Apart from the internal politics of the seminary, the well known faces representing Muslims have left no time in strongly criticizing the despicable statement of Vastanvi and asked him to resign. Being the first Muslim leader to go against the well known cast iron narrative of discrimination, anger and bad past, he must have been certainly aware and prepared for the possible negative consequences. Making a somersault in last few days, Vastanvi even tried to attempt a damage control mode, by criticizing Modi, perhaps betraying a politician in him as well. The well entrenched old guards with age old script are still not ready to give space to difference of opinions to exist and be debated in a rational manner.

But the confident bearings, unhurried demeanor and bristling pragmatism can not be, only his own make over, and might as well represent waves of growing confidence with in the community. Being risen from grass root activism and entrepreneurship, he must have been aware and even an important part of the awakening pragmatic forces, uncomfortable and at odd with the prevailing age old breast beating-antagonistic mindset.

Lately, Vastanvi has tried hard to communicate that he never condoned the Gujarat carnage and like every body else, wants those guilty punished.
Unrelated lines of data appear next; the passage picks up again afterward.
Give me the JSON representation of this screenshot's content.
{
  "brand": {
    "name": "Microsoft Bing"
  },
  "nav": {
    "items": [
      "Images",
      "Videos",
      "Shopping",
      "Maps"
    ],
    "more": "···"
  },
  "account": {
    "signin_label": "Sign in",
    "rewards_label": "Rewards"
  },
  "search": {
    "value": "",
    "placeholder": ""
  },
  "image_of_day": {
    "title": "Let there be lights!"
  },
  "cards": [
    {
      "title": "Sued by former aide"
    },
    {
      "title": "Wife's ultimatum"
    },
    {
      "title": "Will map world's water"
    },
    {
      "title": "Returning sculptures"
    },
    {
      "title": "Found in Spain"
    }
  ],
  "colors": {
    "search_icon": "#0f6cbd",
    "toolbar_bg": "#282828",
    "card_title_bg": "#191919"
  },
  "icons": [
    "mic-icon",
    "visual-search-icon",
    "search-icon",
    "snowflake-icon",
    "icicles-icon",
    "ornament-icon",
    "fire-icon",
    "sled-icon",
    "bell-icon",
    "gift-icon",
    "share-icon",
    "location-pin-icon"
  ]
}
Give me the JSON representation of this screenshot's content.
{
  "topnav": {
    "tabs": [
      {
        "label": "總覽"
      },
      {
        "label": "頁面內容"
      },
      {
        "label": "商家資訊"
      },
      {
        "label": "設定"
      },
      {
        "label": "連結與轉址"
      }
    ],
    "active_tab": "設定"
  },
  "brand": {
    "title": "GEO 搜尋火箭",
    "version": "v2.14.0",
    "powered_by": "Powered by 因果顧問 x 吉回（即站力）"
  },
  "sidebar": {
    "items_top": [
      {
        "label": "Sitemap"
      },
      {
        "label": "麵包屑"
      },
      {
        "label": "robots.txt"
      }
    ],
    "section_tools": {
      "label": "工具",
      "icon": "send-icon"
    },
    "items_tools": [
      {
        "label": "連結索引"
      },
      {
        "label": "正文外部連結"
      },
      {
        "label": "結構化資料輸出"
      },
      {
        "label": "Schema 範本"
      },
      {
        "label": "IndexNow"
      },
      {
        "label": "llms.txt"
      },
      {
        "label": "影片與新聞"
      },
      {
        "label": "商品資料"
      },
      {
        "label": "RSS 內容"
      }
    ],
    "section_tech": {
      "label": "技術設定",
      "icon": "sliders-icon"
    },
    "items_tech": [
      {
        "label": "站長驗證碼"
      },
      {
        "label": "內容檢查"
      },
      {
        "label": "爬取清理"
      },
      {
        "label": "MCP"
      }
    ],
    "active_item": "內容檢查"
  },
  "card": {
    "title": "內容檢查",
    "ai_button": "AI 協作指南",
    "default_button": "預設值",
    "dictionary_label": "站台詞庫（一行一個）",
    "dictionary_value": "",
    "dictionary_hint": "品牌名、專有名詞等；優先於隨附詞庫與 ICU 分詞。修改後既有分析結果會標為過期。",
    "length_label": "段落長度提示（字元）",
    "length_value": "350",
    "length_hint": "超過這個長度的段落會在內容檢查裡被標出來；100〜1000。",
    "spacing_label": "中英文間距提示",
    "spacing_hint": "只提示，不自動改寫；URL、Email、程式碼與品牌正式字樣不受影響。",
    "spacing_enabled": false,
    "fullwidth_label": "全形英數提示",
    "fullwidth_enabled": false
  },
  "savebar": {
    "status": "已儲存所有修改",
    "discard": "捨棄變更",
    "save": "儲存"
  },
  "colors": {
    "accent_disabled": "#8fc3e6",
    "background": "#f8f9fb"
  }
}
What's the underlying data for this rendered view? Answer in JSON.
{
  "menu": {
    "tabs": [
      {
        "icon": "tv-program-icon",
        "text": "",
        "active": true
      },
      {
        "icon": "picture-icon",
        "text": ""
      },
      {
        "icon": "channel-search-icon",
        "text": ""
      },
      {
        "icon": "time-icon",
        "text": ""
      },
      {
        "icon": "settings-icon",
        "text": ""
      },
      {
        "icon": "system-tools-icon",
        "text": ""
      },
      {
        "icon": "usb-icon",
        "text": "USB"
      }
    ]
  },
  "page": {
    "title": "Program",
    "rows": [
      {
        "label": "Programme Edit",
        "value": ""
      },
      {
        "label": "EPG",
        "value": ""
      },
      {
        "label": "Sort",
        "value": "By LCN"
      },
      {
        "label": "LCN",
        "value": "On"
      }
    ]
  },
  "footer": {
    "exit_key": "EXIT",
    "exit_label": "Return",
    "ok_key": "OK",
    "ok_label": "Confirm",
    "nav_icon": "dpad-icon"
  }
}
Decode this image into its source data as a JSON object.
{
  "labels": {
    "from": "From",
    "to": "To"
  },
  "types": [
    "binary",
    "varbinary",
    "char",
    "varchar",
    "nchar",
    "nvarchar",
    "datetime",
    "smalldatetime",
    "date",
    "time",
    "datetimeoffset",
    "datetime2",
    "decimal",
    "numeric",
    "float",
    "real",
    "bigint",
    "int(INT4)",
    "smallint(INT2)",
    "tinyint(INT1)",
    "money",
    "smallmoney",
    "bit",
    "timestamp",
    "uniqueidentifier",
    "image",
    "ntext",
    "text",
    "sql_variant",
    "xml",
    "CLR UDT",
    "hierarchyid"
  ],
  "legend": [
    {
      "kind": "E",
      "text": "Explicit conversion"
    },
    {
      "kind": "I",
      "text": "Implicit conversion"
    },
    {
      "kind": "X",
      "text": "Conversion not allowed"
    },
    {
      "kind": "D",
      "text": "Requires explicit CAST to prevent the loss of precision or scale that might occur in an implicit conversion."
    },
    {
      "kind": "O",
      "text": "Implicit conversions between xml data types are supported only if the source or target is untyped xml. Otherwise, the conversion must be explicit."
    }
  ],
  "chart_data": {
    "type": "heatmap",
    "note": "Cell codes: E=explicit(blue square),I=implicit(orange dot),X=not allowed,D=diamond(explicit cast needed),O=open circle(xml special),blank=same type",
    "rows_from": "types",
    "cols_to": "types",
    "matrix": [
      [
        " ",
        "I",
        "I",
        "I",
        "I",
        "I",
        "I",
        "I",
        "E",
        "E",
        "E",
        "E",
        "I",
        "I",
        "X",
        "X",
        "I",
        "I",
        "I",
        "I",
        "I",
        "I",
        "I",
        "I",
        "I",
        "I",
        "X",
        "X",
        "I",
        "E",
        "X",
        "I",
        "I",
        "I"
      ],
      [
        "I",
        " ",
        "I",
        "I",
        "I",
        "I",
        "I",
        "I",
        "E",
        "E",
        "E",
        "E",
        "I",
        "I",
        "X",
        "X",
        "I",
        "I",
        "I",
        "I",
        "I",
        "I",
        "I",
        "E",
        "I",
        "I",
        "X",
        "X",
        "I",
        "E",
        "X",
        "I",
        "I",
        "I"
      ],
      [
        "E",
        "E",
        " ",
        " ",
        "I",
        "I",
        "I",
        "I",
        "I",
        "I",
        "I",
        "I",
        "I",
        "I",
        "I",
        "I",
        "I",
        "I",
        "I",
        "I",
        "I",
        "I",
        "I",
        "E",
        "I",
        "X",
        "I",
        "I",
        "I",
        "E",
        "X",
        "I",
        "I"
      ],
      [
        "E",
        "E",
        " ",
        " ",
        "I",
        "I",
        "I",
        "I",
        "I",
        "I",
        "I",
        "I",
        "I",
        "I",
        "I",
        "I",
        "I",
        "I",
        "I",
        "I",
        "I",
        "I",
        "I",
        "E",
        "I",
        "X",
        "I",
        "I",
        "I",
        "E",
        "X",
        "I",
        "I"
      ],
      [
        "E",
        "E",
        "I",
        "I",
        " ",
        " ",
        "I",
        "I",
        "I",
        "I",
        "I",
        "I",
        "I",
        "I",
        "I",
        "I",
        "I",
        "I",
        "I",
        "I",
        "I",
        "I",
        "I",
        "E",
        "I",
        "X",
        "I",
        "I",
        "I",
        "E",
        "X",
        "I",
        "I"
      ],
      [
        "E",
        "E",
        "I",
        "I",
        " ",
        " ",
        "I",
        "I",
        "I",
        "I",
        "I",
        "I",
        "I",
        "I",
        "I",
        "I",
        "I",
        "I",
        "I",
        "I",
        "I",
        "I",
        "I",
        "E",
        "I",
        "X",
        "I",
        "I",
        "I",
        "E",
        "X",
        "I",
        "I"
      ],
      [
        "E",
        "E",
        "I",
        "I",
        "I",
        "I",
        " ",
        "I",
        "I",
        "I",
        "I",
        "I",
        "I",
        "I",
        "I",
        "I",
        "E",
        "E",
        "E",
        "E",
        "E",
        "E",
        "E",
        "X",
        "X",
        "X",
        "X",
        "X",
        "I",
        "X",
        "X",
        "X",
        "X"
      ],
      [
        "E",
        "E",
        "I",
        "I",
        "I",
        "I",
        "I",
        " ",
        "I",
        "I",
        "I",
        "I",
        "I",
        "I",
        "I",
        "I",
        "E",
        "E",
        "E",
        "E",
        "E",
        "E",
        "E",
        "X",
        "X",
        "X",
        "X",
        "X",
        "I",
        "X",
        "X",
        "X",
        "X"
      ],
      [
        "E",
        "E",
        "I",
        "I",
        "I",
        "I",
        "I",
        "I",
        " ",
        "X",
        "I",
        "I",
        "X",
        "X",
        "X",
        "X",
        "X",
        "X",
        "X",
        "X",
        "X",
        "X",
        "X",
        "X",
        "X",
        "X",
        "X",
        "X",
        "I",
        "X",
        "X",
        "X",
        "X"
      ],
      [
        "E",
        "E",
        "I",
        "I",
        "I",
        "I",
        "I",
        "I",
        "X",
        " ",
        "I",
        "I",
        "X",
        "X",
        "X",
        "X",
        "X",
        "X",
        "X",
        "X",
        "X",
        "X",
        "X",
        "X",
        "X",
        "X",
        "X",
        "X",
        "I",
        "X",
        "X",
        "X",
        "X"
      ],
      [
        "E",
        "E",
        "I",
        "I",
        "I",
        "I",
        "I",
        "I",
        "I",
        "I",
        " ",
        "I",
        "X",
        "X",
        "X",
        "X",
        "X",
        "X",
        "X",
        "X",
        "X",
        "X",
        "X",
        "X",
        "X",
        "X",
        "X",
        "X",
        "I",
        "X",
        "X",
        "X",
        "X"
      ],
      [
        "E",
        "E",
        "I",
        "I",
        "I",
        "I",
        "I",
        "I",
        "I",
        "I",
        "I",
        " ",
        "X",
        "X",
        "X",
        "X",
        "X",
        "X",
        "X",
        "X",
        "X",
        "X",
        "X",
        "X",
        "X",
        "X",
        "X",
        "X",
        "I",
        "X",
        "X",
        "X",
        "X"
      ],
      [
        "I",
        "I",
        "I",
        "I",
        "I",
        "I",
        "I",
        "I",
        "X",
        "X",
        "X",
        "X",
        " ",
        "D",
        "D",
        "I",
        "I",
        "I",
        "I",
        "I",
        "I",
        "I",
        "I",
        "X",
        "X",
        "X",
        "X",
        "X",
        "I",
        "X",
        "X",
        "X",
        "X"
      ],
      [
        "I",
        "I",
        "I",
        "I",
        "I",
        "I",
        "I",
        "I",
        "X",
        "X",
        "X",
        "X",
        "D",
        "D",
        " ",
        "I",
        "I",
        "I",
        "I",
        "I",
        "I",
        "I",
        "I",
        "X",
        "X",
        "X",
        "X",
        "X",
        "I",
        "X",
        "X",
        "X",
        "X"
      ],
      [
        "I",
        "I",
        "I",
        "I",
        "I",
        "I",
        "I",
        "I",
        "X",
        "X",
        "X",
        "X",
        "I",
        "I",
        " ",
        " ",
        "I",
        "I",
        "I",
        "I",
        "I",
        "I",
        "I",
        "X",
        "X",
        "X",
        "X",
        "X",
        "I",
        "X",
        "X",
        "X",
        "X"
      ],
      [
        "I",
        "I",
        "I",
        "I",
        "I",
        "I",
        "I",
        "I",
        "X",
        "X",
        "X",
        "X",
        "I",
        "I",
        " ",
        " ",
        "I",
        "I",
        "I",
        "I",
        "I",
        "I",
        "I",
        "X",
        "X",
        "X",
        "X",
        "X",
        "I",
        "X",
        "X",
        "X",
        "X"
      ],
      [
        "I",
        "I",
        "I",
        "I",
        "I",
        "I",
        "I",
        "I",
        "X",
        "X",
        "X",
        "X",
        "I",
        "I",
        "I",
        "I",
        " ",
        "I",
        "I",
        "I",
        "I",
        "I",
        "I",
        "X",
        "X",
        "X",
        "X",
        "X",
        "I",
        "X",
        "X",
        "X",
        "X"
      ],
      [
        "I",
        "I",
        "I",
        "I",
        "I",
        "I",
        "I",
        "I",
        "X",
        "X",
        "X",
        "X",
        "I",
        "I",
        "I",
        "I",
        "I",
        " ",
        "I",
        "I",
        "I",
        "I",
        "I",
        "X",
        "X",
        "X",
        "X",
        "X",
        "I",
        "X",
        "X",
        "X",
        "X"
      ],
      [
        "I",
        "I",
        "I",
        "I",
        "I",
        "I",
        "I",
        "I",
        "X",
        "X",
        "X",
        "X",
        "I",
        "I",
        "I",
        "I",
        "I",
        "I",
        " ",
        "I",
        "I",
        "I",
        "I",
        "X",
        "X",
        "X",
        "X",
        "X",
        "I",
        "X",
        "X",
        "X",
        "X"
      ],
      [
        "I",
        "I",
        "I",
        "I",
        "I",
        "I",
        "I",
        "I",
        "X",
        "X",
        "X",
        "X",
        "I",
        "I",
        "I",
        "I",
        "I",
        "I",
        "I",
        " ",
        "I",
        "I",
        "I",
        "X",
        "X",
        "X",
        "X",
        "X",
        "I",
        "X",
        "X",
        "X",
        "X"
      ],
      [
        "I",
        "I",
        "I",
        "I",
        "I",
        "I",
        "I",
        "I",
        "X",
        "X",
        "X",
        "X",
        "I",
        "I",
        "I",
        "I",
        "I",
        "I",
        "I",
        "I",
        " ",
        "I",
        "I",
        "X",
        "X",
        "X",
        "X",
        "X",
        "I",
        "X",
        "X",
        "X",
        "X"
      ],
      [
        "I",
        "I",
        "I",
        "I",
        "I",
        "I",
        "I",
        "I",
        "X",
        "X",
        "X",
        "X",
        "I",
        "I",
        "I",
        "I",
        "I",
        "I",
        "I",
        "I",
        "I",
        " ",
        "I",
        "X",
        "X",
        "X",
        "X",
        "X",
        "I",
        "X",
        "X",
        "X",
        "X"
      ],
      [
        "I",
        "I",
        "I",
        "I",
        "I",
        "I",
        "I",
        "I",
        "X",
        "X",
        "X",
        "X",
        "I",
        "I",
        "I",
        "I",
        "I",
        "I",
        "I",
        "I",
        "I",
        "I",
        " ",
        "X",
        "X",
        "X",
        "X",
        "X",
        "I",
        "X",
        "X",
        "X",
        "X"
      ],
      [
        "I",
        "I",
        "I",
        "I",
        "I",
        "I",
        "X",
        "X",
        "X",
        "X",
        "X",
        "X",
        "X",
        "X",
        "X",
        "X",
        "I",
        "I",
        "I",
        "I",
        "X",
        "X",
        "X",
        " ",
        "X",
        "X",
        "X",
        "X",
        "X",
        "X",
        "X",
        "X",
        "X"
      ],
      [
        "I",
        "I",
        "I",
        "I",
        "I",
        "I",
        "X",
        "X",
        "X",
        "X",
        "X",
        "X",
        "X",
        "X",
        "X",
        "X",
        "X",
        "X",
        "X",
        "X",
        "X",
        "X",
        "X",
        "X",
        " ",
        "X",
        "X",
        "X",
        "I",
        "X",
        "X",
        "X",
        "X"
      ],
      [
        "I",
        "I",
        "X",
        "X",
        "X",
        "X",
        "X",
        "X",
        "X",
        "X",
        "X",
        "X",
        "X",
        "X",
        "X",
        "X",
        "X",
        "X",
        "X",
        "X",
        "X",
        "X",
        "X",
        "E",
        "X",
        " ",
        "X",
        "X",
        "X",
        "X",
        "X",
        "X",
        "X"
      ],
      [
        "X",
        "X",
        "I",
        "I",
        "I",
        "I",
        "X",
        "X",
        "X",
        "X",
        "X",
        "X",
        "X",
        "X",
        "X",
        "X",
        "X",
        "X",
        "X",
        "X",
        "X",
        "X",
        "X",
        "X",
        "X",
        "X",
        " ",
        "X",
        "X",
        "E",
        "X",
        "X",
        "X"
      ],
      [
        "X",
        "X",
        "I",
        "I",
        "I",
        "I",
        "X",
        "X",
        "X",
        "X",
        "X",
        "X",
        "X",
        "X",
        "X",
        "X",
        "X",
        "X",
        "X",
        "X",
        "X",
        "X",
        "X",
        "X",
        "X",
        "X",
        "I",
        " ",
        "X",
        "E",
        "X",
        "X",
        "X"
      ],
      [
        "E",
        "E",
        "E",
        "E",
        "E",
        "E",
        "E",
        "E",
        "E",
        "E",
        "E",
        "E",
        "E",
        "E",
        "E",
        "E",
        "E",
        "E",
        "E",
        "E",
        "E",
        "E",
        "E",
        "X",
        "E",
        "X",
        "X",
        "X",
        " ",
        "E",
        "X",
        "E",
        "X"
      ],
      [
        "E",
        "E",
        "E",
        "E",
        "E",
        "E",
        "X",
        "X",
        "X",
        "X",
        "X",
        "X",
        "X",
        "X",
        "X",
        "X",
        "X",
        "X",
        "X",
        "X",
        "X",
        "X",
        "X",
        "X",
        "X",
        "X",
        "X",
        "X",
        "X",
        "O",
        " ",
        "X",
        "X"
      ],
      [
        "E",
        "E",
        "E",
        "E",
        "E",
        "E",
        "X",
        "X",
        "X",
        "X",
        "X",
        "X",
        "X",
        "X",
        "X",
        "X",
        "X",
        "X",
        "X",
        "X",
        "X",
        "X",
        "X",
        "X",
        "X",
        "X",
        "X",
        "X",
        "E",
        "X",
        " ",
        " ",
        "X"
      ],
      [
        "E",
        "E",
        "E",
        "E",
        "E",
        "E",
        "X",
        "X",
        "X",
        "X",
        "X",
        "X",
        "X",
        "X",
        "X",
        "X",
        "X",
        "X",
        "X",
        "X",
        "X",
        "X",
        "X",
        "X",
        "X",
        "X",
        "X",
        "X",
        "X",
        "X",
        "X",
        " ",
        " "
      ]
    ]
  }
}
But he never fails to insist, it is time for Muslims to emerge out of the shadows of past and move on. They must not fail to educate their children so that they do not take to crime or religious extremism and strive to flow within the national mainstream.

His, is a very bold move and conciliatory message and not just to Gujarat's Muslims, who were displaced during the riots. It goes across India and wherever the 2002 events have cast a dark shadow.

There have been a slowly emerging far reaching welcome change with in madarsas to align with the rising needs of Muslim boys and girls. Many madarsas started teaching science, engineering and IT. There by got busy in the much needed development endeavor, refuting the perceptions, heightened post-9/11, that Muslim seminaries have been only stoking fundamentalism and militancy.

In past, Deoband seminary has also been demonized by actions of few belonging to the fringe, who tried to turn it in to a regressive Fatwa Factory, ridiculing any attempt at change and modernity. The number of Muslim seminaries in India are estimated to be over 30,000 and not all of them are controlled by the school of theology that Deoband propagates.

Whatever happens, Vastanvi along with his growing ilk, will now be a force to recon with, during any future discourse and negotiations regarding issues concerning Muslims in India. Even if, he is forced to move away from Deoband, the hereto unknown pragmatism and confidence articulated by him will continue to enforce moderation and rationality, rather than die hard rigidities solely based on emotive tentacles of past conflicts.

To his credit, Mahmood Madani has maintained a silence and so far refused to comment on the on going controversies. He may be representing the old guard mindset, but his familial linkages, eventually might help Vastanvi, thereby strengthen the new forces of moderation and reconciliations.